Once a broker has determined that a seller is a good candidate for a successful sale, then its time to perform a professional business valuation. This process involves the business owner releasing to the broker certain financial documents such as filed tax forms, profit and loss reports, balance sheets, and inventory reports where applicable. A broker will then comb through these reports and condense the information into what is called a recast report. This recast report will show a couple of pieces of crucial data that are needed to formulate a value range for the business. The report will either show the EBITDA or earnings before interest, taxes, depreciation and amortization or it will show the SDE or sellers discretionary earnings. With that data, a broker can plug numbers into a formula and provide the business owner with a range of what their business is likely to sell for on the market.
When the valuation is complete, a broker will meet with the business owner to discuss the potential listing price for the business. Most brokers don’t give a specific price to a seller but rather a range of value. The higher the listing price the longer it is likely to take to sell the business and, of course, the reverse of this is also true. Ultimately the listing price decision is up to the business owner but they should wisely consider the research, expertise, and wisdom of the broker with whom they have chosen to consult.
Business Brokerage Listing and Marketing
Once a business owner has decided on a list price, then its time to discuss the listing agreement. The three most important numbers on any business brokerage listing agreement are the list price, the length of the agreement, and the amount of the commission. Since the list price should have been decided on at this point, the only two numbers to focus on should be the term and the commission.
Most brokerage contracts require a 12-month term. That means a business owner will be agreeing to have their business on the market for a period of no less than 12 months. Some business owners get really alarmed when they see that 12 but really there is a reason for that number. Business brokerage firms have done extensive research to understand the life cycle of a business listing. What the studies found was that listings experience two strong waves of interest with a slight lull between waves. If graphed, it would look something like this:
On this graph, the first peak of interest is at around the 3 month mark. The cycle peaks again at around 9 months. Good brokers have used this research to structure their listing agreements to capture both waves of interest thereby giving a business owner the greatest opportunity to sell their business. Any shorter and the owner will miss out on potential selling opportunities.

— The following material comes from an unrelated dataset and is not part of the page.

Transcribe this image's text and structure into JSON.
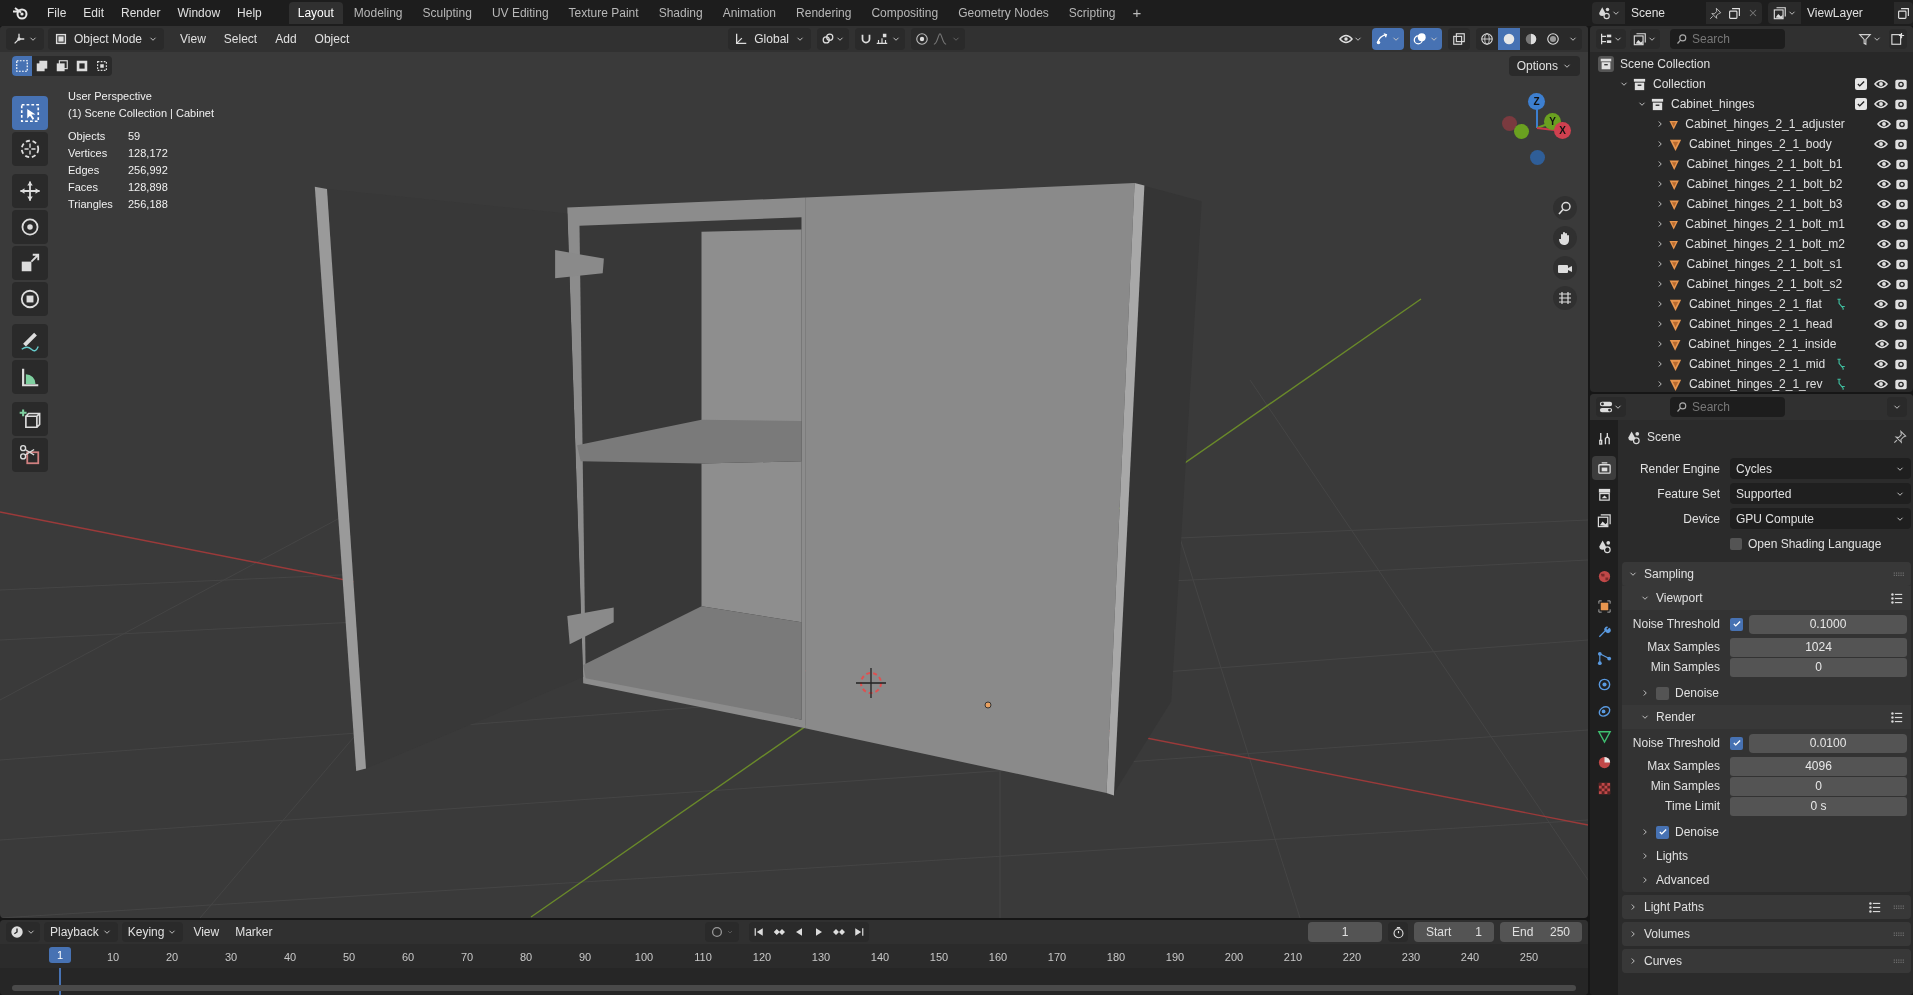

The last big number that needs to be explained is the commission. Most brokers will have a flat commission that they charge and in many cases they will also have a minimum commission. They may also adjust their commission rates for listings over a certain number such as a million dollars.
It is important to know that while there are no set in stone rules for what a broker may charge in commission, there is usually a reason why a reputable broker charges what they do. For instance, a good broker knows their track record of getting deals done, they know their work ethic, and they know what other brokers charge for their services. They don’t want to be the most expensive, unless their services can rightfully demand a premium, and they don’t want to race to the bottom either. A smart broker will look you in the eye and tell you why they deserve the commission that they quote and if they deliver on what they promise, then they have rightfully earned what you pay them.